**ASSIGNMENT**.
Return, from the data below, each line that contains the word "avatar".

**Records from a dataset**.
- - -
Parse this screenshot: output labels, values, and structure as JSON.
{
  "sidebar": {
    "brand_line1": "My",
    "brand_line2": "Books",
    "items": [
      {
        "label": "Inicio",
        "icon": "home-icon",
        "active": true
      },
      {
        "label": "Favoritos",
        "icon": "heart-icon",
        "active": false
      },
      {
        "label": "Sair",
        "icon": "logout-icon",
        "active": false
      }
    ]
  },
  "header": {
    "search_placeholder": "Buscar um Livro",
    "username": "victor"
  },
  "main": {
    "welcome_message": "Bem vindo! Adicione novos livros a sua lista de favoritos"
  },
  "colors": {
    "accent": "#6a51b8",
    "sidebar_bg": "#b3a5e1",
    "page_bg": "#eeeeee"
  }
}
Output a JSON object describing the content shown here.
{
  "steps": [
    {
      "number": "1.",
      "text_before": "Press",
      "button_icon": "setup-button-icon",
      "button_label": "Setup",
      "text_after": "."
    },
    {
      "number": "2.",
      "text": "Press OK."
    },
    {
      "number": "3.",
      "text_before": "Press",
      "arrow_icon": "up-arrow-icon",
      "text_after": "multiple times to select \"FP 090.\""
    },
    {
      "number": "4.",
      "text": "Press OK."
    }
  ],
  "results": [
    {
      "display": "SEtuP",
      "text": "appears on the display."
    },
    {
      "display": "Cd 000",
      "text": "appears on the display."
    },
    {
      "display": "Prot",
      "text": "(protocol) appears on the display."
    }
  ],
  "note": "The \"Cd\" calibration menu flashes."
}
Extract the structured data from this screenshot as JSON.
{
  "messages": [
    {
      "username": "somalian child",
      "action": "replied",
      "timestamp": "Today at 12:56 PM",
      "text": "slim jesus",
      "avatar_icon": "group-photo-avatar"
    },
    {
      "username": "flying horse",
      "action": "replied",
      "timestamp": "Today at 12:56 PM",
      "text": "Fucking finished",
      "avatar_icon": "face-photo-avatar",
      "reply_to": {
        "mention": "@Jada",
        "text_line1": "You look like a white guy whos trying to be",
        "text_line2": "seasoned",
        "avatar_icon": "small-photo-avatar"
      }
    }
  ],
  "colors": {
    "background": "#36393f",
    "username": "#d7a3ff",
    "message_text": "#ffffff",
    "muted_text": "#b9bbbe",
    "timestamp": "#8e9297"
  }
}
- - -
**FINISHED TASK**.
      "avatar_icon": "group-photo-avatar"
      "avatar_icon": "face-photo-avatar",
        "avatar_icon": "small-photo-avatar"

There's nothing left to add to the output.